Lodish: Don't be afraid to do something different to be noticed. Once you've done your positioning and targeting, the first thing you want to do is leverage your happy customers. Give them as much inducement as you can to tell their friends -- coupons to give their friends or a reduction off on their order when they sign up friends. That's what Diapers.com does.
If you are not going to do that, the next thing to do is leverage public relations and publicity. The best example of that still is what Josh Kopelman did when he launched Half.com [a website selling used CDs, DVDs, books and video games]. He went to Halfway, Oregon, [in 1999] and convinced the town council in return for [financial donations] to change the name of the town from Halfway to Half.com. That got him on Katie Couric's Today show for five minutes talking about his website. When it was launched, even though he thought he had industrial-strength servers, the demand was so high that the servers went down. A year later, [Half.com] was bought by eBay [in a stock deal valued at about $350 million]. It was a good purchase for eBay because Kopelman had created so much value. But he had to fight with his VC firms that financed him to not spend money on TV advertising, which everybody else was doing, and to do these creative things.

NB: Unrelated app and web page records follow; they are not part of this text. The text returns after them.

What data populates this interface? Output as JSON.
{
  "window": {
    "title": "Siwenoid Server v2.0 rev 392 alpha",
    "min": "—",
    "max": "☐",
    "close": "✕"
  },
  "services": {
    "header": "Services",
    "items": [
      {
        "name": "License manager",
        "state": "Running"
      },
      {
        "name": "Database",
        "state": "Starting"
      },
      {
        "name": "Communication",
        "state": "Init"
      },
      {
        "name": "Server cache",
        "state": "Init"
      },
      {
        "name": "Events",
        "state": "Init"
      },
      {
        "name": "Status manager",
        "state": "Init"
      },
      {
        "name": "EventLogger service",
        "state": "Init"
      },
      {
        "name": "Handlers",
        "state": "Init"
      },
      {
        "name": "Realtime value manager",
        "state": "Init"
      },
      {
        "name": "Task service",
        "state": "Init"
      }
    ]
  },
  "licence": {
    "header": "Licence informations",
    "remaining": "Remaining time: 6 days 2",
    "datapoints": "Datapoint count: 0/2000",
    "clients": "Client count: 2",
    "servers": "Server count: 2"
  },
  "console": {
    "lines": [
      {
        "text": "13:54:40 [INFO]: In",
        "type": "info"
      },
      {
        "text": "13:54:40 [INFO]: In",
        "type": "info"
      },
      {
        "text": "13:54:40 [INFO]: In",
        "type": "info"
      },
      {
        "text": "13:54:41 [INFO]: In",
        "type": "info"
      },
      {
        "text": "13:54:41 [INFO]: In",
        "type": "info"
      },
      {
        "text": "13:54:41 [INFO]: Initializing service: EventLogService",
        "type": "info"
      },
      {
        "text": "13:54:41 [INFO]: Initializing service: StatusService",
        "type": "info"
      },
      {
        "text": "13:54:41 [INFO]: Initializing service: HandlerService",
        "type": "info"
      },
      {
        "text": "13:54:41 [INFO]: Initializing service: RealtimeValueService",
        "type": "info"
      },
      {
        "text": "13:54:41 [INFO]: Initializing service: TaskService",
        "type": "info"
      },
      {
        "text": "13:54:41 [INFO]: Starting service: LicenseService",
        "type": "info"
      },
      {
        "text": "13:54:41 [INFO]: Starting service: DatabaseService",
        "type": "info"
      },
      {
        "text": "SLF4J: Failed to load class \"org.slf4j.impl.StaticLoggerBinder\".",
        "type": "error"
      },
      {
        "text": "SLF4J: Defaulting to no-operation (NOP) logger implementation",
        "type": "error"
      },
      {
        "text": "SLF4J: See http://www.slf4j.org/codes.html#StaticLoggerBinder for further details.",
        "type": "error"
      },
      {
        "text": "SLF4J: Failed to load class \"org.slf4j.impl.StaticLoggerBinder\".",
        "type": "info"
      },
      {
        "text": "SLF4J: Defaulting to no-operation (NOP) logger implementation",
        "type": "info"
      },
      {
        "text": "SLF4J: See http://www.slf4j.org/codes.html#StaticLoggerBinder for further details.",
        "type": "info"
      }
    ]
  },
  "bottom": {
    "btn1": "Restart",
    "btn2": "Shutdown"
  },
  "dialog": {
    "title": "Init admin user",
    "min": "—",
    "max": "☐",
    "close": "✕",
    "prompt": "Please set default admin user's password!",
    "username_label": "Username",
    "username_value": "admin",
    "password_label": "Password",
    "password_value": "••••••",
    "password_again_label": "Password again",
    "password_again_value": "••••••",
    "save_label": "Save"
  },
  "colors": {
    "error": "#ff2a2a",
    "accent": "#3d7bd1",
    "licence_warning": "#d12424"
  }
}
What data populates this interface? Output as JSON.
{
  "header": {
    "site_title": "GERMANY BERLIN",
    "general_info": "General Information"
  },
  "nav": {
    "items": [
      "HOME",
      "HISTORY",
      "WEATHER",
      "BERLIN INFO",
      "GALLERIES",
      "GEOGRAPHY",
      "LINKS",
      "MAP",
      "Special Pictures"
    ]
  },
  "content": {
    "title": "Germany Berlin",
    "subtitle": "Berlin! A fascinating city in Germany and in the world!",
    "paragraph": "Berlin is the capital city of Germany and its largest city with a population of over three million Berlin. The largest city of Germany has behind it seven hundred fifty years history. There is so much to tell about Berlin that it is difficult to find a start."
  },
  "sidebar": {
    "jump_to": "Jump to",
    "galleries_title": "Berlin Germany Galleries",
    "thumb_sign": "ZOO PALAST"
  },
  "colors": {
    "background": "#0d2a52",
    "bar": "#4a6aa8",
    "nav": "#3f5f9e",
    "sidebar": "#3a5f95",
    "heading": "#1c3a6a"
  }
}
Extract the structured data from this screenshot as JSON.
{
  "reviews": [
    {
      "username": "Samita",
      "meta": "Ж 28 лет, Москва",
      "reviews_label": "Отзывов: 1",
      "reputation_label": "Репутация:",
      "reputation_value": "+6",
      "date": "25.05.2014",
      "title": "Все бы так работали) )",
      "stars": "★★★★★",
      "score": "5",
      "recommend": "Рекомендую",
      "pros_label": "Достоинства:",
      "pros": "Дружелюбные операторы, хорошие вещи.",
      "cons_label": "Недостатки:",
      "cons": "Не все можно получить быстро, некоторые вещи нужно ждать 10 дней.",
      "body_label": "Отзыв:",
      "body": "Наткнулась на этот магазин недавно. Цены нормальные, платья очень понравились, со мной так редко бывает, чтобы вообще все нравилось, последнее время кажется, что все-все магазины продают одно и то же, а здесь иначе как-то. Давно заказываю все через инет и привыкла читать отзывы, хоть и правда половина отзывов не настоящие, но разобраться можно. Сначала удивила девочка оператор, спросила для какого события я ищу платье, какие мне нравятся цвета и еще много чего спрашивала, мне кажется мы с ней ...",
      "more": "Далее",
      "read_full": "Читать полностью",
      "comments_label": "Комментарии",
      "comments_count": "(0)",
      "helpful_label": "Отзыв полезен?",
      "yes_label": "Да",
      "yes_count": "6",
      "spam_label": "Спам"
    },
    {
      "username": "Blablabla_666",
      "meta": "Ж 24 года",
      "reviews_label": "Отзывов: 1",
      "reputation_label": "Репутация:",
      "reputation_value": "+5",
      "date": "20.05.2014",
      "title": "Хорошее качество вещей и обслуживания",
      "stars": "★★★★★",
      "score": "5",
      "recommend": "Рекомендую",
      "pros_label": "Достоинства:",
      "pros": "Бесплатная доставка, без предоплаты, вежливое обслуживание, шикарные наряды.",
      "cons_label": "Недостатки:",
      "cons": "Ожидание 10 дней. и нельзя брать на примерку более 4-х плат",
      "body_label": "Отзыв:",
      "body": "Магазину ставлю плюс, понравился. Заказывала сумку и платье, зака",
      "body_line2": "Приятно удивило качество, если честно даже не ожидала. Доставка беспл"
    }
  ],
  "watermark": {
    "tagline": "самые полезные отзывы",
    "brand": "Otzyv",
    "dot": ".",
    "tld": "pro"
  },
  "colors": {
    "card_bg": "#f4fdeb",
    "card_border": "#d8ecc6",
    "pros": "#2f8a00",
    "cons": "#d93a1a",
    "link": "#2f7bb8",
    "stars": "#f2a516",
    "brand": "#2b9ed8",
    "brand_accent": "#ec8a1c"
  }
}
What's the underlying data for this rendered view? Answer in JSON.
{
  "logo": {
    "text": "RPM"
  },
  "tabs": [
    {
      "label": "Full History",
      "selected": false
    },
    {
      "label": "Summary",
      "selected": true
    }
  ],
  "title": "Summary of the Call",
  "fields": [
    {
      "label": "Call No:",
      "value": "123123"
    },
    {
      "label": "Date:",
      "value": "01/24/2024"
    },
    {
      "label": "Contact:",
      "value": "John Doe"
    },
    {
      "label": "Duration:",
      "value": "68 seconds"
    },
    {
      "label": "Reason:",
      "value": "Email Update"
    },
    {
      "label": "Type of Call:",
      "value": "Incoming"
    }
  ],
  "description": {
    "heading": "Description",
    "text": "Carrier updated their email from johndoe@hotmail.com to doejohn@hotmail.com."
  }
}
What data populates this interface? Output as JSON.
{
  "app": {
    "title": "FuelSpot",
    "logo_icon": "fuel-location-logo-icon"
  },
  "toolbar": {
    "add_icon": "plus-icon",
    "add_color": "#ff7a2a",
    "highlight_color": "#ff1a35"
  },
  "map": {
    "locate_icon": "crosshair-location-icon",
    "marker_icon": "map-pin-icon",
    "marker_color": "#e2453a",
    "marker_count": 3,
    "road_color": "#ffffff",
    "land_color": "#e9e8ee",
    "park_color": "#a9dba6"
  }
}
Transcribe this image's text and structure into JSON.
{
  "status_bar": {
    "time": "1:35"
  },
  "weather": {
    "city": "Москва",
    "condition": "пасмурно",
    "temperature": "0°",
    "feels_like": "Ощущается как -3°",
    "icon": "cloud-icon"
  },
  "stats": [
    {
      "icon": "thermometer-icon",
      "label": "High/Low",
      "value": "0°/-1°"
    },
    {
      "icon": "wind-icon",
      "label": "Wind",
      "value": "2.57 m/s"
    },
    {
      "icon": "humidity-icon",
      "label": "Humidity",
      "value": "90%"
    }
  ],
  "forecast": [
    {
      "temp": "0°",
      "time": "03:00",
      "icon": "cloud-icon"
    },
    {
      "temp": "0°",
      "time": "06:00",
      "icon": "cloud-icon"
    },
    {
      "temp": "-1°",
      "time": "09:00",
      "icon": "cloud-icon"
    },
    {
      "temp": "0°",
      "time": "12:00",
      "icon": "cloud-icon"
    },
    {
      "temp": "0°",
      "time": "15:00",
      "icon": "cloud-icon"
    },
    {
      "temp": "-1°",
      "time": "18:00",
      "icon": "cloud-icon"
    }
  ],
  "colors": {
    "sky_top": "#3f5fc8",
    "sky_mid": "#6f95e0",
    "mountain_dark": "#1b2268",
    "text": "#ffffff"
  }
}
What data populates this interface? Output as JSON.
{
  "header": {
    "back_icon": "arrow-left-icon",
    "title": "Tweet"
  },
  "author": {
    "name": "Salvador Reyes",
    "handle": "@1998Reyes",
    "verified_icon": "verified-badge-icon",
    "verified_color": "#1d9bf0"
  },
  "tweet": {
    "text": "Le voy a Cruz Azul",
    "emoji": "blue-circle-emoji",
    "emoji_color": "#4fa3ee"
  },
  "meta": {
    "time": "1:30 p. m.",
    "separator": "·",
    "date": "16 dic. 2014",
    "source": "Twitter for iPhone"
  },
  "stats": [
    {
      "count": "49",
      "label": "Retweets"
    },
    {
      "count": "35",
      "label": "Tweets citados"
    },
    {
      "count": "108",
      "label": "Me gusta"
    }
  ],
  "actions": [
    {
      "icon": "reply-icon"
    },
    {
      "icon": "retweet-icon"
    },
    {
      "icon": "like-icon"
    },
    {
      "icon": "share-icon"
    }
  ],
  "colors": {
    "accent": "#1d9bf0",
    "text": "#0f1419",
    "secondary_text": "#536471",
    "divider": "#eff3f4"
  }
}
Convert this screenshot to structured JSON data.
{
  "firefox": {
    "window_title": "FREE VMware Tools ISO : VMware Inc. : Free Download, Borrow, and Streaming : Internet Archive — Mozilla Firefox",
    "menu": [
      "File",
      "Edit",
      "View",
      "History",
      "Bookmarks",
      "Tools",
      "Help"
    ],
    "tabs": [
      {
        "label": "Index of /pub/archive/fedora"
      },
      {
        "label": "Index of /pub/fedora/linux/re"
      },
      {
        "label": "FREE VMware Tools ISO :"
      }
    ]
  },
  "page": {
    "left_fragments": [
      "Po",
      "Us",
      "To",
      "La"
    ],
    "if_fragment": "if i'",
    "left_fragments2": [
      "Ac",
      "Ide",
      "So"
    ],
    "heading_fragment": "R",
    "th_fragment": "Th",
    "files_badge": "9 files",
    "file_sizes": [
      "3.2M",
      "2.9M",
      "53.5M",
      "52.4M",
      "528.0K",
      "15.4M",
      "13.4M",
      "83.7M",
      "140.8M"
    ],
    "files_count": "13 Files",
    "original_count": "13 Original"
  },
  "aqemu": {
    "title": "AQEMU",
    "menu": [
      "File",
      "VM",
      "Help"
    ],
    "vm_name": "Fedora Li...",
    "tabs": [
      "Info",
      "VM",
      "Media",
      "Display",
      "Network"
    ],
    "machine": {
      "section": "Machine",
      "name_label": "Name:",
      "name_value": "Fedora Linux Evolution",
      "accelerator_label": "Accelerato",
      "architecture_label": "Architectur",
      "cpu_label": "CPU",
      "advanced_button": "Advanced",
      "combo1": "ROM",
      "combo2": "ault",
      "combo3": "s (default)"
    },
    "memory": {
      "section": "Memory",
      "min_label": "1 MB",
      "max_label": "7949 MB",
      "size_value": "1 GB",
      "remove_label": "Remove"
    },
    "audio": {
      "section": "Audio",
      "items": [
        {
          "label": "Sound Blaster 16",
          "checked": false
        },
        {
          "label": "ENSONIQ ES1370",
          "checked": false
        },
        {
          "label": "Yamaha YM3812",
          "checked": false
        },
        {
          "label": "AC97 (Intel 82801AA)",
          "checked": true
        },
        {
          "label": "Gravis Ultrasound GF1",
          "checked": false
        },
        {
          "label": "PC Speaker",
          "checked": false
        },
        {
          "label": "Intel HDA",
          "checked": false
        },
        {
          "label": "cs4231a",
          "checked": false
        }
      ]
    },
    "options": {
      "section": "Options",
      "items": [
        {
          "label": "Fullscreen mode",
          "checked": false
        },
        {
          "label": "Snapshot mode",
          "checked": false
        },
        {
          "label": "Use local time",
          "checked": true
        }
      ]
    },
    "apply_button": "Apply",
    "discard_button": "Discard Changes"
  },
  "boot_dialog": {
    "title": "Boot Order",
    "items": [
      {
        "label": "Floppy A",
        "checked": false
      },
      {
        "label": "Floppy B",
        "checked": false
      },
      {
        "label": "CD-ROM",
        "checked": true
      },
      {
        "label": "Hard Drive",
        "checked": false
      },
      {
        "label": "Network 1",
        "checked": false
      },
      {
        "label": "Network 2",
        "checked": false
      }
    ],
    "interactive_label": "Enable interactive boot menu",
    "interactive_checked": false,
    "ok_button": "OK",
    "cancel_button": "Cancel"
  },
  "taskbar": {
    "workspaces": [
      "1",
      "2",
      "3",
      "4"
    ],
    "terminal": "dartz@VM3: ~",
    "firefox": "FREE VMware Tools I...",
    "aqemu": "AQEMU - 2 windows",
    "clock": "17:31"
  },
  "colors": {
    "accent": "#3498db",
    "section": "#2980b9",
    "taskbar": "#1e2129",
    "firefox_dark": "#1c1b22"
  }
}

The other thing he did that summer was what he called guerrilla marketing -- he gave some Wharton students rubber gloves with holes in them that said, Don't piss away half your money. Go to Half.com to save half, and put them in every men's room in New York City.... That got him a lot of notoriety, but that was the one of his marketing activities that Meg Whitman stopped when eBay bought Half.com.